This fall, VISN 11 will take part in CARES (Capital Asset Realignment for Enhanced Services), a process to evaluate how well VA's capital assets link with current and future mission. This may result in structure and mission changes across the network.
Communication with stakeholder groups is of high priority throughout the network. In order to assure these communications across all care sites, the network has designed an annual Veteran Service Officer (VSO) Forum. The first Forum was held in December 1997 with approximately 75 national, state and county service officers in attendance. The program grew to over 100 attendees at the 2000 Forum. These Forums cover a wide variety of topics important to veteran groups including eligibility, womens' health, service line development, program changes and access.

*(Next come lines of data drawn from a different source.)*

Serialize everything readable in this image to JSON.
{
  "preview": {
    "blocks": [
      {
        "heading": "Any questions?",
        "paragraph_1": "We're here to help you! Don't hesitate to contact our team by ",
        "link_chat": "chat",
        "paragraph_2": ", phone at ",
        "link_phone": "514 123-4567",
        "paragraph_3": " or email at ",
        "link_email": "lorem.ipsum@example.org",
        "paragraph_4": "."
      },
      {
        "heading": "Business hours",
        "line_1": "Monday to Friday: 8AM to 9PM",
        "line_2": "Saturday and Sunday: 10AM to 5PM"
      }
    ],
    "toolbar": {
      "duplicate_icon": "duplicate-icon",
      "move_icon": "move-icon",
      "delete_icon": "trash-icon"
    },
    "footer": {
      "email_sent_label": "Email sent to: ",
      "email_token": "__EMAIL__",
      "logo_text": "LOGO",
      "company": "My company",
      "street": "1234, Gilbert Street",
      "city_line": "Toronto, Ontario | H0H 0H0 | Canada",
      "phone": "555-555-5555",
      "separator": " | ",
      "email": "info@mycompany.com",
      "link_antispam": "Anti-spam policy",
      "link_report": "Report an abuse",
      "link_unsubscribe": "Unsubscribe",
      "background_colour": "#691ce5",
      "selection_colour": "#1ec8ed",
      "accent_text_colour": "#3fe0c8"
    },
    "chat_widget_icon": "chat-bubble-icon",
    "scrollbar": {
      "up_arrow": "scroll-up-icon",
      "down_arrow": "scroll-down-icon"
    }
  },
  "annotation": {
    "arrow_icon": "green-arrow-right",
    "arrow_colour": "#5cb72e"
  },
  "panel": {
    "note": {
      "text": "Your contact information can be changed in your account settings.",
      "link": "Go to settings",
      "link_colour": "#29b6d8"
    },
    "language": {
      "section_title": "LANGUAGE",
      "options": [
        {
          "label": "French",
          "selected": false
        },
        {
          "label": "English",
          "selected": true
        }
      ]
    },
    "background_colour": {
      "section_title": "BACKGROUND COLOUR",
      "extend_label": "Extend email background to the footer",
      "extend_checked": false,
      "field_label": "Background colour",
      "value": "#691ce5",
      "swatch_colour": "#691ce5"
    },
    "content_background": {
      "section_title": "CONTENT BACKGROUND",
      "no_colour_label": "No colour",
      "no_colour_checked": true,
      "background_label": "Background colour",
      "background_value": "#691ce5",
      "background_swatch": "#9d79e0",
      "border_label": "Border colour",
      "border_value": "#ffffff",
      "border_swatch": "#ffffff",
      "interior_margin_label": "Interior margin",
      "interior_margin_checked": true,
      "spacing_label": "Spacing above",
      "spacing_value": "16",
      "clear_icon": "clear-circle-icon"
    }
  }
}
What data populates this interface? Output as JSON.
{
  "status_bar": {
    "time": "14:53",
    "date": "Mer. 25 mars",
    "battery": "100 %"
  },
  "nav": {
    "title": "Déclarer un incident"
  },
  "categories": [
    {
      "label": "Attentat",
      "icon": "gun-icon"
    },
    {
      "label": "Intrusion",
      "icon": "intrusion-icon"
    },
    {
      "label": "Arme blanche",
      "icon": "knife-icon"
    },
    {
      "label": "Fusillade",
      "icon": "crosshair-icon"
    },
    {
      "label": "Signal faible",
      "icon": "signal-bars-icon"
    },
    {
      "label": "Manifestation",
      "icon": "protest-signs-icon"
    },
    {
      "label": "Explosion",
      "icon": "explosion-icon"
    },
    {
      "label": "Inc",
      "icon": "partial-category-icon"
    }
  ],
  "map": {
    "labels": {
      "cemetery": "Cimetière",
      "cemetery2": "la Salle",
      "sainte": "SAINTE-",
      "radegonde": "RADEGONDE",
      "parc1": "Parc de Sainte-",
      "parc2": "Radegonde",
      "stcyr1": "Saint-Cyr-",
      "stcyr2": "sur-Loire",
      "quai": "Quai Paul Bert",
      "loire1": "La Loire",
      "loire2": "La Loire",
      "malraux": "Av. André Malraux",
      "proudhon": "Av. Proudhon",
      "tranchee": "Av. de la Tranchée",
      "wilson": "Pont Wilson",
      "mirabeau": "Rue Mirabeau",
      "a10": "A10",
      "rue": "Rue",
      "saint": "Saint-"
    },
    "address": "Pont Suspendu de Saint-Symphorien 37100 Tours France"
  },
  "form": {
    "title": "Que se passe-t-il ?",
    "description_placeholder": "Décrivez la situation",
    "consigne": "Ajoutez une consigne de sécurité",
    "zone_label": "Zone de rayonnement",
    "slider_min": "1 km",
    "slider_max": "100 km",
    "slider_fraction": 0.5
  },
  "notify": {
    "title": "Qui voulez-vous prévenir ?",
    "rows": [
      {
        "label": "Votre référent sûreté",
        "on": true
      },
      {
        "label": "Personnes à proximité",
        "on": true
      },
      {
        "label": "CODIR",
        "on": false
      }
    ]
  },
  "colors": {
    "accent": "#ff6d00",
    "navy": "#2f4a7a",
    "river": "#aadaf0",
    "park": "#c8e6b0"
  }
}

VISN 11 staff work closely with colleagues in the Veteran Benefits Administration (VBA) regional offices in Detroit and Indianapolis to meet veterans' needs regarding compensation and pension ( C&P) examinations. C&P processing times are consistently below the national standard of 35 days and were at 33 days through May. In the network, 99% of C&P exams are found adequate for rating purposes by the regional office rating boards. In a collaborative effort to continuously improve performance, VHA and VBA officials in this network developed joint performance standards to reduce incomplete C&P examination rates and to provide training to VBA rating specialists in the use of electronic medical record information.

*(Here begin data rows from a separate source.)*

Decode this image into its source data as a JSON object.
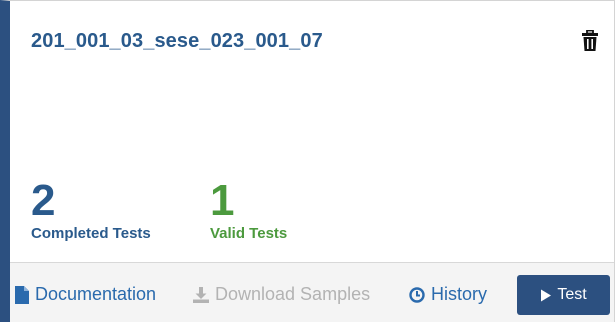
{
  "card": {
    "title": "201_001_03_sese_023_001_07",
    "delete_icon": "trash-icon"
  },
  "stats": {
    "completed": {
      "value": "2",
      "label": "Completed Tests"
    },
    "valid": {
      "value": "1",
      "label": "Valid Tests"
    }
  },
  "footer": {
    "documentation": {
      "label": "Documentation",
      "icon": "file-icon"
    },
    "download_samples": {
      "label": "Download Samples",
      "icon": "download-icon",
      "disabled": true
    },
    "history": {
      "label": "History",
      "icon": "clock-icon"
    },
    "test": {
      "label": "Test",
      "icon": "play-icon"
    }
  },
  "colors": {
    "accent": "#2c5080",
    "title": "#2a5a8c",
    "valid_green": "#4c9a3e",
    "link_blue": "#2a6aad",
    "disabled_gray": "#b3b3b3"
  }
}
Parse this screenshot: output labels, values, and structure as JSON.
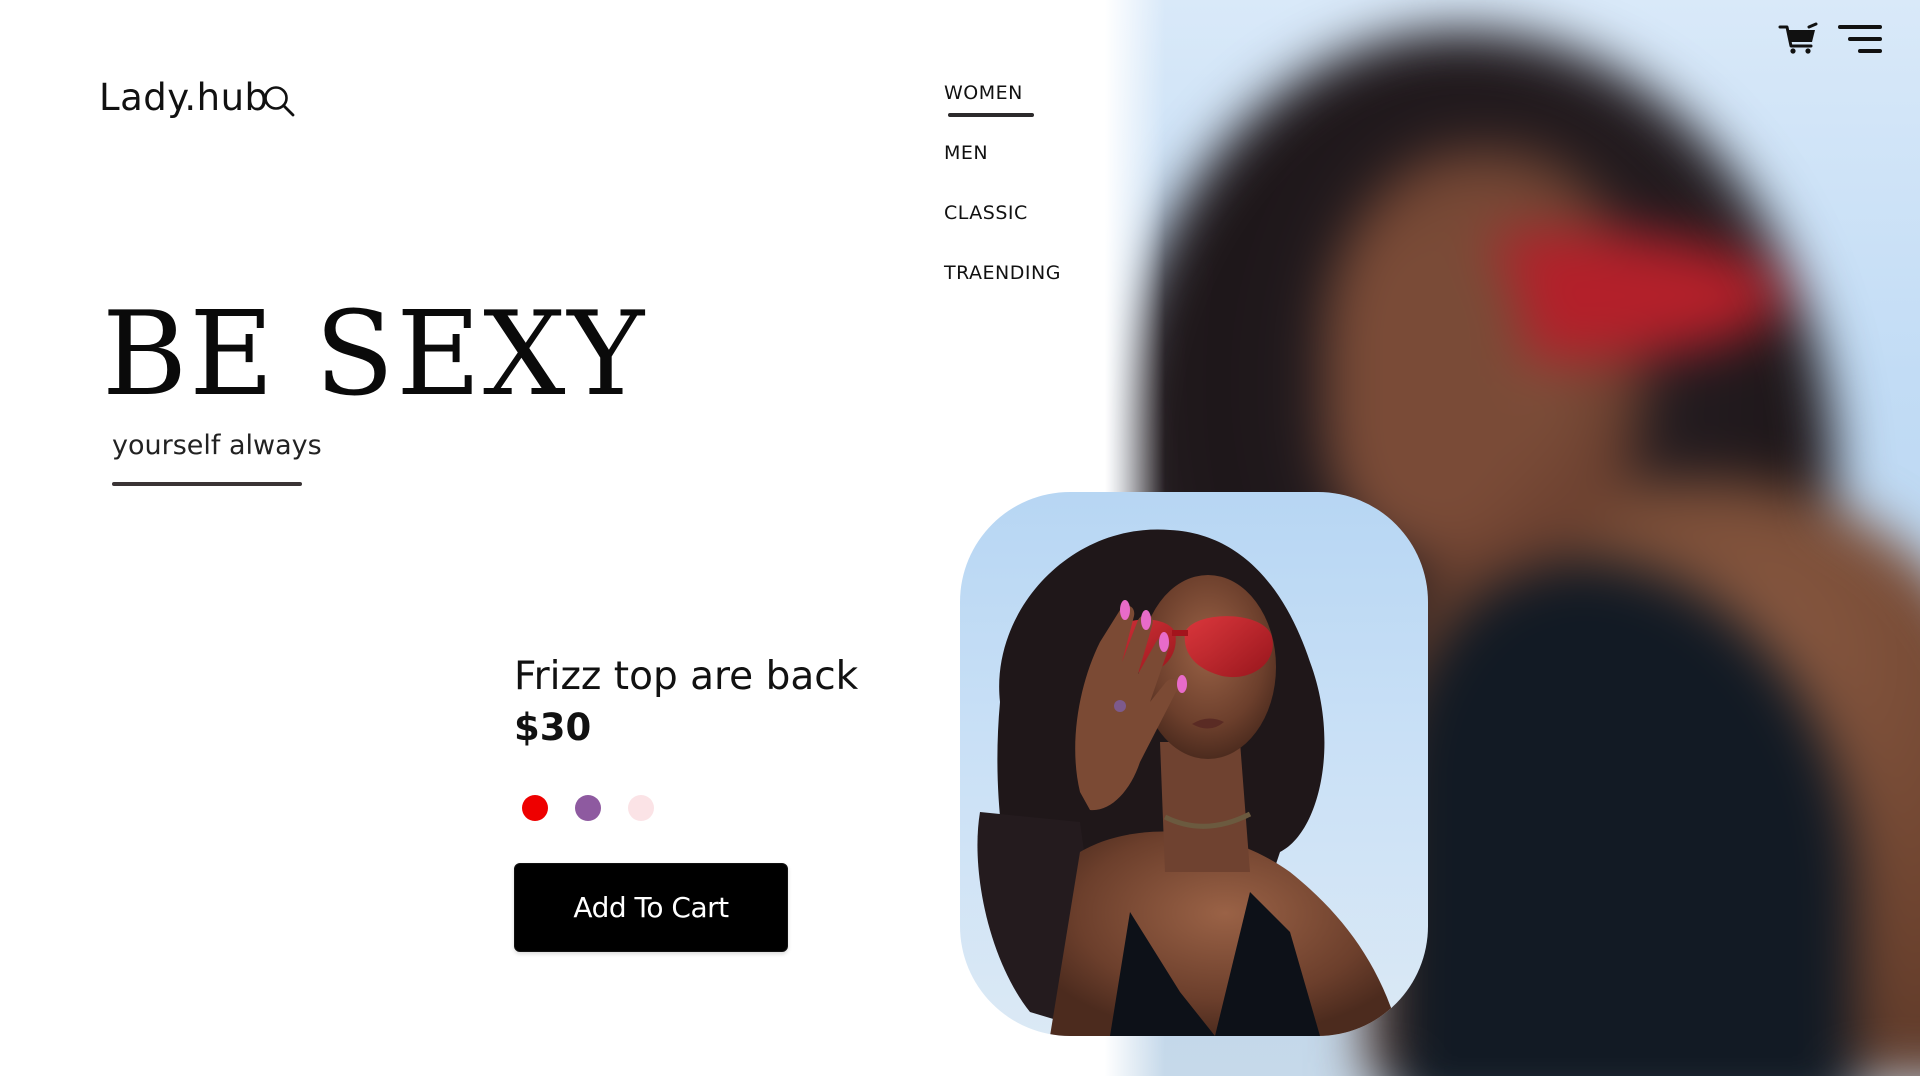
{
  "brand": {
    "name": "Lady.hub"
  },
  "nav": {
    "items": [
      {
        "label": "WOMEN",
        "active": true
      },
      {
        "label": "MEN",
        "active": false
      },
      {
        "label": "CLASSIC",
        "active": false
      },
      {
        "label": "TRAENDING",
        "active": false
      }
    ]
  },
  "hero": {
    "headline": "BE SEXY",
    "tagline": "yourself always"
  },
  "product": {
    "name": "Frizz top are back",
    "price": "$30",
    "swatches": [
      "#ee0000",
      "#8e5aa0",
      "#fbe3e6"
    ],
    "add_to_cart_label": "Add To Cart"
  },
  "icons": {
    "search": "search-icon",
    "cart": "cart-icon",
    "menu": "menu-icon"
  },
  "colors": {
    "background": "#ffffff",
    "text": "#111111",
    "button_bg": "#000000",
    "button_text": "#ffffff"
  }
}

In 1999, the network implemented a network award and recognition program in partnership with American Federation of Government Employees (AFGE) and Service Employees International Union (SEIU) labor officials. In the past 12 months, VAMC Indianapolis has been recognized for achievement with Multicultural Workplace, Process Improvement, Employer of Choice and Provider of Choice awards. During the same time frame, Northern Indiana Healthcare System has been recognized with Multicultural Workplace and Provider of Choice awards. These awards reflect a high degree of staff commitment and service excellence.

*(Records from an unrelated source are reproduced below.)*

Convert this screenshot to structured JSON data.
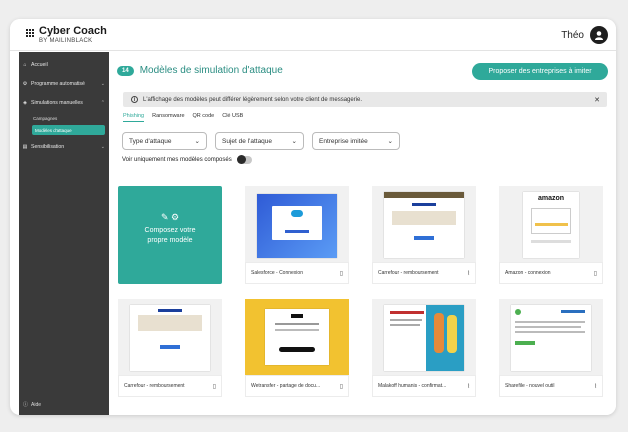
{
  "brand": {
    "title": "Cyber Coach",
    "subtitle": "BY MAILINBLACK"
  },
  "user": {
    "name": "Théo"
  },
  "sidebar": {
    "items": [
      {
        "label": "Accueil"
      },
      {
        "label": "Programme automatisé"
      },
      {
        "label": "Simulations manuelles"
      },
      {
        "label": "Sensibilisation"
      }
    ],
    "subitems": [
      {
        "label": "Campagnes"
      },
      {
        "label": "Modèles d'attaque"
      }
    ],
    "help": "Aide"
  },
  "header": {
    "count": "14",
    "title": "Modèles de simulation d'attaque",
    "propose_button": "Proposer des entreprises à imiter"
  },
  "notice": {
    "text": "L'affichage des modèles peut différer légèrement selon votre client de messagerie."
  },
  "tabs": [
    {
      "label": "Phishing"
    },
    {
      "label": "Ransomware"
    },
    {
      "label": "QR code"
    },
    {
      "label": "Clé USB"
    }
  ],
  "filters": [
    {
      "label": "Type d'attaque"
    },
    {
      "label": "Sujet de l'attaque"
    },
    {
      "label": "Entreprise imitée"
    }
  ],
  "toggle": {
    "label": "Voir uniquement mes modèles composés"
  },
  "compose_card": {
    "line1": "Composez votre",
    "line2": "propre modèle"
  },
  "cards": [
    {
      "label": "Salesforce - Connexion",
      "icon": "document-icon"
    },
    {
      "label": "Carrefour - remboursement",
      "icon": "paperclip-icon"
    },
    {
      "label": "Amazon - connexion",
      "icon": "document-icon"
    },
    {
      "label": "Carrefour - remboursement",
      "icon": "document-icon"
    },
    {
      "label": "Wetransfer - partage de docu...",
      "icon": "document-icon"
    },
    {
      "label": "Malakoff humanis - confirmat...",
      "icon": "paperclip-icon"
    },
    {
      "label": "Sharefile - nouvel outil",
      "icon": "paperclip-icon"
    }
  ],
  "thumbnail_text": {
    "amazon_logo": "amazon"
  },
  "colors": {
    "accent": "#2fa99a",
    "sidebar": "#3a3a3a"
  }
}
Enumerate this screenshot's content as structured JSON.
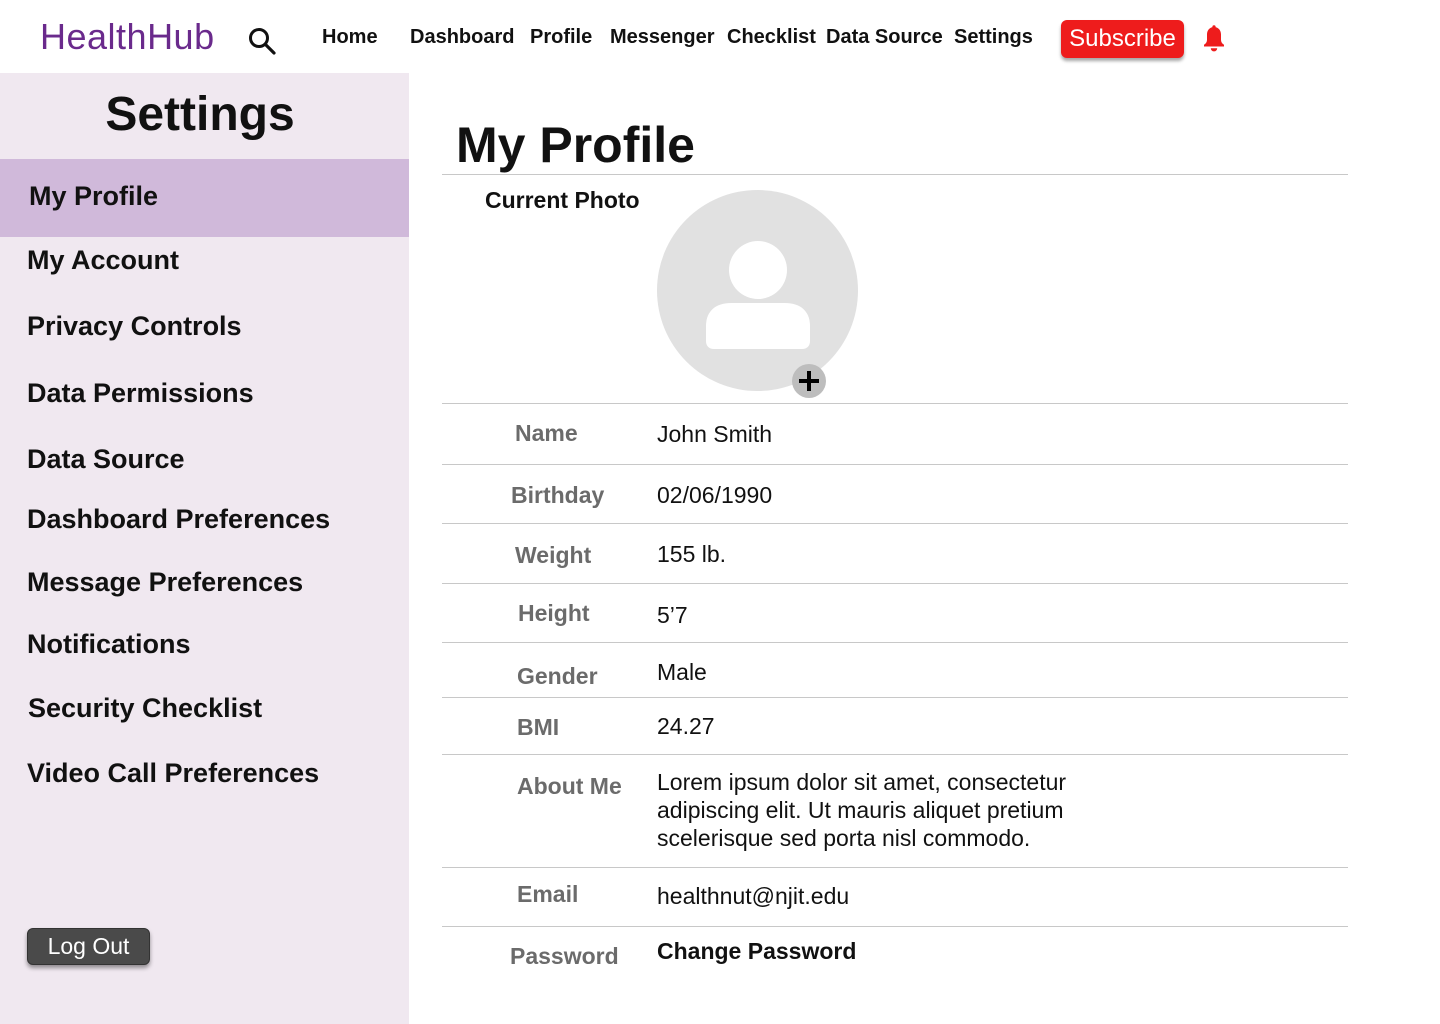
{
  "app": {
    "logo": "HealthHub"
  },
  "nav": {
    "items": [
      "Home",
      "Dashboard",
      "Profile",
      "Messenger",
      "Checklist",
      "Data Source",
      "Settings"
    ],
    "subscribe_label": "Subscribe"
  },
  "icons": {
    "search": "search-icon",
    "bell": "bell-icon",
    "add": "plus-icon",
    "avatar": "user-icon"
  },
  "colors": {
    "brand": "#6a2a8c",
    "subscribe": "#ee1c1c",
    "bell": "#ee1c1c",
    "sidebar_bg": "#f0e8f0",
    "sidebar_active": "#d0b9da",
    "logout_bg": "#4a4a4a"
  },
  "sidebar": {
    "title": "Settings",
    "items": [
      "My Profile",
      "My Account",
      "Privacy Controls",
      "Data Permissions",
      "Data Source",
      "Dashboard Preferences",
      "Message Preferences",
      "Notifications",
      "Security Checklist",
      "Video Call Preferences"
    ],
    "active": "My Profile",
    "logout_label": "Log Out"
  },
  "main": {
    "title": "My Profile",
    "photo_label": "Current Photo",
    "fields": [
      {
        "label": "Name",
        "value": "John Smith"
      },
      {
        "label": "Birthday",
        "value": "02/06/1990"
      },
      {
        "label": "Weight",
        "value": "155 lb."
      },
      {
        "label": "Height",
        "value": "5’7"
      },
      {
        "label": "Gender",
        "value": "Male"
      },
      {
        "label": "BMI",
        "value": "24.27"
      },
      {
        "label": "About Me",
        "value": "Lorem ipsum dolor sit amet, consectetur adipiscing elit. Ut mauris aliquet pretium scelerisque sed porta nisl commodo."
      },
      {
        "label": "Email",
        "value": "healthnut@njit.edu"
      },
      {
        "label": "Password",
        "value": "Change Password"
      }
    ]
  }
}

The Indianapolis VA Medical Center and Northern Indiana Healthcare System play integral roles in VISN 11's healthcare delivery system, providing primary, secondary and tertiary care. As a system, programmatic changes such as shifting from inpatient to outpatient care, consolidating some business and support functions, and discontinuing under utilized programs have thus far been accomplished through the use of early retirement and buyout authority, and by offering displaced employees alternative positions, including necessary retraining. We recognize the need to establish and maintain a safe environment for patients and employees as changes are implemented. The best patient care can only be delivered when patients and staff are comfortable and secure. In a recently reported American Legion survey of veterans, quality, access and satisfaction were ranked as the top three factors of value in healthcare. For VISN 11, quality and satisfaction were rated good or excellent by 80% of respondents and access was rated good or excellent by 75% of respondents.
VISN 11 continues to face a number of challenges including managing within appropriated funding; exercising stewardship of all resources; increasing market share; continuously improving quality of care and veteran satisfaction with that care; fully integrating administrative and clinical programs and processes; investing in capital improvements and information technology; and effectively communicating with veteran groups, labor partners, educational affiliates and other stakeholders. I am confident that the staff and leadership of the Indiana VA facilities are equal to those challenges.